Set down each line of the listing below exactly as it is written.

*RAW DATA*.
■ ■ ■

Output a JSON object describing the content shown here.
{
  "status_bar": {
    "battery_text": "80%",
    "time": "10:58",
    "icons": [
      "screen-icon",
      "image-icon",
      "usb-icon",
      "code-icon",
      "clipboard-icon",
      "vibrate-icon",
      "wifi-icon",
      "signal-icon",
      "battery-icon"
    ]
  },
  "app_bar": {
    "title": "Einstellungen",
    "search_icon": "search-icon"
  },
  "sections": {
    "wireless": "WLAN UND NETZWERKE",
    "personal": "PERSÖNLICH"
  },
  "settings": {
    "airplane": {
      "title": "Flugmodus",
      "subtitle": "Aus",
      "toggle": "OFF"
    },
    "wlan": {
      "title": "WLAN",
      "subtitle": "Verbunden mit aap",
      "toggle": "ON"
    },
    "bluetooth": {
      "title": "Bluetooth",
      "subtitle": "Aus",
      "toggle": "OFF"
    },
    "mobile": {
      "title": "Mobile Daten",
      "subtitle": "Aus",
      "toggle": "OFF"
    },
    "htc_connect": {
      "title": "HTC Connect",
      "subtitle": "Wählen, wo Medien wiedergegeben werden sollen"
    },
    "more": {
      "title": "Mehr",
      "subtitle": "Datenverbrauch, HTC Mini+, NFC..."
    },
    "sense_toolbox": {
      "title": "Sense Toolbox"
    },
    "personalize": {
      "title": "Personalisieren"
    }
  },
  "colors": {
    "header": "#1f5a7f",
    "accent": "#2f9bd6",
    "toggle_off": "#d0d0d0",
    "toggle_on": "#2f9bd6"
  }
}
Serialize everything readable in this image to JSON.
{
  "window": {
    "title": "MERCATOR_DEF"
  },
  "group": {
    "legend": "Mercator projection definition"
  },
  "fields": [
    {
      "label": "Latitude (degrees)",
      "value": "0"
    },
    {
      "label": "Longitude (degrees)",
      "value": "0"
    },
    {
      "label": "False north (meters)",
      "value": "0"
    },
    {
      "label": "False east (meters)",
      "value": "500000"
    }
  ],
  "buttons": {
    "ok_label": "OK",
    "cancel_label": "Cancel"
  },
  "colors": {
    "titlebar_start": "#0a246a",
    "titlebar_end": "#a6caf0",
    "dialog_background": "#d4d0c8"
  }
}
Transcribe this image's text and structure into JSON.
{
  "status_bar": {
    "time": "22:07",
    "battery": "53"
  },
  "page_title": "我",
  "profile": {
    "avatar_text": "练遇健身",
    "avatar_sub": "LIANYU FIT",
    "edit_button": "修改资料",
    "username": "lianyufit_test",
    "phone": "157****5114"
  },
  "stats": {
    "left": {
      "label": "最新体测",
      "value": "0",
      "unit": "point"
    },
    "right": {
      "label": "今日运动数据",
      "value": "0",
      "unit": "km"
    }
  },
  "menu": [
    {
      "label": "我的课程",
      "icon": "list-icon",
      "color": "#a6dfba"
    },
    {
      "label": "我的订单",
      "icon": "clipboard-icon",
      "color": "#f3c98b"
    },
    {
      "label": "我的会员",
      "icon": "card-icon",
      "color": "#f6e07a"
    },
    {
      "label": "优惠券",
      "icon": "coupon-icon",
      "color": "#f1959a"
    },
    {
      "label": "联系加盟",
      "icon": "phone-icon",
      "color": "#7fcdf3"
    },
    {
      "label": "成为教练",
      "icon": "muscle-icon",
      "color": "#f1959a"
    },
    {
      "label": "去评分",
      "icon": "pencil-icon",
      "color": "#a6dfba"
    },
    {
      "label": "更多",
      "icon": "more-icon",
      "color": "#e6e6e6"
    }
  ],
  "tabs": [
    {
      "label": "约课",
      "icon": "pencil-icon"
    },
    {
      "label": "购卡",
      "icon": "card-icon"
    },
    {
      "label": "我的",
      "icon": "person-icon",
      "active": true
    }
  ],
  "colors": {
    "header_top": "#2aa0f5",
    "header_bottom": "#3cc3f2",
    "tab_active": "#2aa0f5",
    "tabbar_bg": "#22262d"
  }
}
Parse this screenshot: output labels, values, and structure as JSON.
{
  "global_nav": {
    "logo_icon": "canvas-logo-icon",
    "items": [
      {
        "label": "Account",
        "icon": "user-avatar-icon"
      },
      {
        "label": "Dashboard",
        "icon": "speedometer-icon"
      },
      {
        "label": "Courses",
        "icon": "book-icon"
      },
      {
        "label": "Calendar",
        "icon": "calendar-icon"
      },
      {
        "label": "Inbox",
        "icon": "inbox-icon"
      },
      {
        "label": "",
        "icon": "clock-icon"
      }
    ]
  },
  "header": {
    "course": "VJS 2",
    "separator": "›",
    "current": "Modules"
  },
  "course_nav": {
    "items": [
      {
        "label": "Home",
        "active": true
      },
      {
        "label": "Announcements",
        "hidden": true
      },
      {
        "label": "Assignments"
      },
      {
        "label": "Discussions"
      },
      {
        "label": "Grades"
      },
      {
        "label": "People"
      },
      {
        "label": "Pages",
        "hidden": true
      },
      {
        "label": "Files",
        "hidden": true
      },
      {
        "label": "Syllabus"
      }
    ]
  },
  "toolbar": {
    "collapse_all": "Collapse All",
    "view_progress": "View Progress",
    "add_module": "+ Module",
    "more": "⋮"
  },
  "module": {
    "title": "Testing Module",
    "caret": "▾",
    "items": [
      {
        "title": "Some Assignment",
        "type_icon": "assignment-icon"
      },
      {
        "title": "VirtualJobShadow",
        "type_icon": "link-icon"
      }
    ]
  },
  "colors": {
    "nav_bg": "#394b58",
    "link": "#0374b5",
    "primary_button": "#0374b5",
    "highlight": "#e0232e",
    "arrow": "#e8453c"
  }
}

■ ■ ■

*OUTPUT BELOW*.
Output a JSON object describing the content shown here.
{
  "status_bar": {
    "battery_text": "80%",
    "time": "10:58",
    "icons": [
      "screen-icon",
      "image-icon",
      "usb-icon",
      "code-icon",
      "clipboard-icon",
      "vibrate-icon",
      "wifi-icon",
      "signal-icon",
      "battery-icon"
    ]
  },
  "app_bar": {
    "title": "Einstellungen",
    "search_icon": "search-icon"
  },
  "sections": {
    "wireless": "WLAN UND NETZWERKE",
    "personal": "PERSÖNLICH"
  },
  "settings": {
    "airplane": {
      "title": "Flugmodus",
      "subtitle": "Aus",
      "toggle": "OFF"
    },
    "wlan": {
      "title": "WLAN",
      "subtitle": "Verbunden mit aap",
      "toggle": "ON"
    },
    "bluetooth": {
      "title": "Bluetooth",
      "subtitle": "Aus",
      "toggle": "OFF"
    },
    "mobile": {
      "title": "Mobile Daten",
      "subtitle": "Aus",
      "toggle": "OFF"
    },
    "htc_connect": {
      "title": "HTC Connect",
      "subtitle": "Wählen, wo Medien wiedergegeben werden sollen"
    },
    "more": {
      "title": "Mehr",
      "subtitle": "Datenverbrauch, HTC Mini+, NFC..."
    },
    "sense_toolbox": {
      "title": "Sense Toolbox"
    },
    "personalize": {
      "title": "Personalisieren"
    }
  },
  "colors": {
    "header": "#1f5a7f",
    "accent": "#2f9bd6",
    "toggle_off": "#d0d0d0",
    "toggle_on": "#2f9bd6"
  }
}
Serialize everything readable in this image to JSON.
{
  "window": {
    "title": "MERCATOR_DEF"
  },
  "group": {
    "legend": "Mercator projection definition"
  },
  "fields": [
    {
      "label": "Latitude (degrees)",
      "value": "0"
    },
    {
      "label": "Longitude (degrees)",
      "value": "0"
    },
    {
      "label": "False north (meters)",
      "value": "0"
    },
    {
      "label": "False east (meters)",
      "value": "500000"
    }
  ],
  "buttons": {
    "ok_label": "OK",
    "cancel_label": "Cancel"
  },
  "colors": {
    "titlebar_start": "#0a246a",
    "titlebar_end": "#a6caf0",
    "dialog_background": "#d4d0c8"
  }
}
Transcribe this image's text and structure into JSON.
{
  "status_bar": {
    "time": "22:07",
    "battery": "53"
  },
  "page_title": "我",
  "profile": {
    "avatar_text": "练遇健身",
    "avatar_sub": "LIANYU FIT",
    "edit_button": "修改资料",
    "username": "lianyufit_test",
    "phone": "157****5114"
  },
  "stats": {
    "left": {
      "label": "最新体测",
      "value": "0",
      "unit": "point"
    },
    "right": {
      "label": "今日运动数据",
      "value": "0",
      "unit": "km"
    }
  },
  "menu": [
    {
      "label": "我的课程",
      "icon": "list-icon",
      "color": "#a6dfba"
    },
    {
      "label": "我的订单",
      "icon": "clipboard-icon",
      "color": "#f3c98b"
    },
    {
      "label": "我的会员",
      "icon": "card-icon",
      "color": "#f6e07a"
    },
    {
      "label": "优惠券",
      "icon": "coupon-icon",
      "color": "#f1959a"
    },
    {
      "label": "联系加盟",
      "icon": "phone-icon",
      "color": "#7fcdf3"
    },
    {
      "label": "成为教练",
      "icon": "muscle-icon",
      "color": "#f1959a"
    },
    {
      "label": "去评分",
      "icon": "pencil-icon",
      "color": "#a6dfba"
    },
    {
      "label": "更多",
      "icon": "more-icon",
      "color": "#e6e6e6"
    }
  ],
  "tabs": [
    {
      "label": "约课",
      "icon": "pencil-icon"
    },
    {
      "label": "购卡",
      "icon": "card-icon"
    },
    {
      "label": "我的",
      "icon": "person-icon",
      "active": true
    }
  ],
  "colors": {
    "header_top": "#2aa0f5",
    "header_bottom": "#3cc3f2",
    "tab_active": "#2aa0f5",
    "tabbar_bg": "#22262d"
  }
}
Parse this screenshot: output labels, values, and structure as JSON.
{
  "global_nav": {
    "logo_icon": "canvas-logo-icon",
    "items": [
      {
        "label": "Account",
        "icon": "user-avatar-icon"
      },
      {
        "label": "Dashboard",
        "icon": "speedometer-icon"
      },
      {
        "label": "Courses",
        "icon": "book-icon"
      },
      {
        "label": "Calendar",
        "icon": "calendar-icon"
      },
      {
        "label": "Inbox",
        "icon": "inbox-icon"
      },
      {
        "label": "",
        "icon": "clock-icon"
      }
    ]
  },
  "header": {
    "course": "VJS 2",
    "separator": "›",
    "current": "Modules"
  },
  "course_nav": {
    "items": [
      {
        "label": "Home",
        "active": true
      },
      {
        "label": "Announcements",
        "hidden": true
      },
      {
        "label": "Assignments"
      },
      {
        "label": "Discussions"
      },
      {
        "label": "Grades"
      },
      {
        "label": "People"
      },
      {
        "label": "Pages",
        "hidden": true
      },
      {
        "label": "Files",
        "hidden": true
      },
      {
        "label": "Syllabus"
      }
    ]
  },
  "toolbar": {
    "collapse_all": "Collapse All",
    "view_progress": "View Progress",
    "add_module": "+ Module",
    "more": "⋮"
  },
  "module": {
    "title": "Testing Module",
    "caret": "▾",
    "items": [
      {
        "title": "Some Assignment",
        "type_icon": "assignment-icon"
      },
      {
        "title": "VirtualJobShadow",
        "type_icon": "link-icon"
      }
    ]
  },
  "colors": {
    "nav_bg": "#394b58",
    "link": "#0374b5",
    "primary_button": "#0374b5",
    "highlight": "#e0232e",
    "arrow": "#e8453c"
  }
}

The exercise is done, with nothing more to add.